adj. (p. part.) having been calmed, eased, or pacified
apothecary
n. an individual who prepares or sells drugs or medicines; a pharmacist
taciturn
adj. usually or habitually untalkative
repertoire
n. The range of skills, aptitudes, or special accomplishments of an individual or group
vapid
adj. lacking energy, animation, or interest; dull or boring
malevolent
adj. having or exhibiting ill will; wishing to harm others; malicious
nebulous
adj. lacking definite form or limits; vague; unclear
condescended
v. (past) to treat or deal with people in a patronizing or superior manner
indigenous
adj. originating and living in an area or environment; native
wallowing
v. (past per. prog.) to great pleasure in; to luxuriate in; to revel
illicitly
adv. acting in a manner that is prohibited, banned, or unlawful
impressionistic
adj. related to one's emotional response rather than to a rational or reasoned response
entailment
n. a legal situation regarding the use of inherited property.
vexations
n. sources or causes of annoyance or distress
dispensation
n. the act of dispensing, of handing or giving out
cordially
adv. acting with warmth or sincerity; in a kindly or friendly manner
tranquility
n. the quality or state of being calm and peaceful; serenity
iniquities
n. severe injustices; immoral acts or sins
flinty
adj. unyielding; uncompromising; stern
contemptuous
adj. feeling contempt towards another; scornful or derisive
contentious
adj. likely to argue and create a controversy; belligerent
diminutive
adj. extremely small; tiny; petite
fractious
adj. inclined to make trouble; unruly or difficult to control
judiciously
adv. in a careful or thoughtful manner; acting with deliberation or wisdom
disapprobation
n. strong disapproval; moral condemnation
auspicious
adj. suggesting a favorable outcome; propitious; likely to have a positive result
arbitrated
v. (past) to judge or settle a dispute or disagreement
melancholy
adj. sadness or depression of the spirit; gloom
benign
adj. showing gentleness and kindness
tacit
adj. suggested by actions rather than by words; unspoken
pestilence
n. a usually fatal disease or widespread epidemic
benevolence
n. an inclination to perform kind, generous acts
placidly
adv. in an undisturbed or calm manner; calmly
asinine
adj. completely foolish or silly; ridiculous
edification
n. intellectual, moral, or spiritual improvement; enlightenment
unfathomable
adj. unable to be understood or comprehended; incomprehensible
aberrations
n. deviations or changes from what is normal or expected
deportment
n. manner of conduct; behavior
obstreperous

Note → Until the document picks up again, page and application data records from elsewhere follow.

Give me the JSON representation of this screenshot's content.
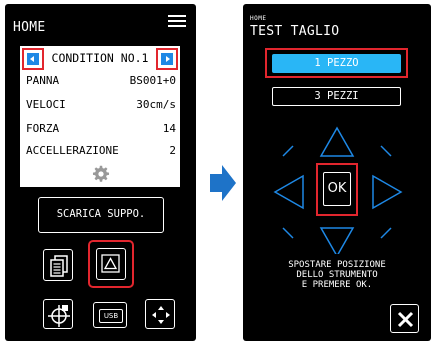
{
  "left_screen": {
    "title": "HOME",
    "menu_icon": "hamburger-menu-icon",
    "condition_label": "CONDITION NO.1",
    "params": [
      {
        "key": "PANNA",
        "value": "BS001+0"
      },
      {
        "key": "VELOCI",
        "value": "30cm/s"
      },
      {
        "key": "FORZA",
        "value": "14"
      },
      {
        "key": "ACCELLERAZIONE",
        "value": "2"
      }
    ],
    "feed_button_label": "SCARICA SUPPO.",
    "usb_label": "USB"
  },
  "right_screen": {
    "small_label": "HOME",
    "title": "TEST TAGLIO",
    "option_1_label": "1 PEZZO",
    "option_2_label": "3 PEZZI",
    "ok_label": "OK",
    "instructions": [
      "SPOSTARE POSIZIONE",
      "DELLO STRUMENTO",
      "E PREMERE OK."
    ]
  },
  "colors": {
    "accent": "#1e88e5",
    "highlight": "#e2262e",
    "selected": "#29b6f6"
  }
}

adj. noisily and stubbornly defiant; rebellious
invective
n. insulting or abusive language
rudiments
n. fundamental or basic elements, principles, or skills
philippic
n. a verbal attack consisting of harsh or abusive language; a tirade
umbrage
n. a sense of being insulted; offense
rectitude
n. moral uprightness; righteousness
palliation
n. the act of making something seem less serious or severe; a relief from distress
undulate
v. to move up and down in a wave-like motion
habiliments
n. clothing or dress associated with a particular place or office
ecclesiastical
adj. of or related to a church or religious institution
impedimenta
n. objects that impede, slow down, or clutter
denunciation
n. a public attack or condemnation; a public censure
austere
adj. strict or severe in discipline
formidable
adj. inspiring awe, admiration, and wonder
prerogative
n. the exclusive right or privilege to command, decide, rule, or judge
obliquely
adv. in an indirect or evasive manner; indirectly
acquiescence
n. passive assent or agreement without protest
elucidate
v. to make clear or plain through explanation or discourse; to clarify
temerity
n. foolish disregard for one's safety; bravado
furtive
adj. characterized by stealth; shifty
irascible
adj. easily angered; short-tempered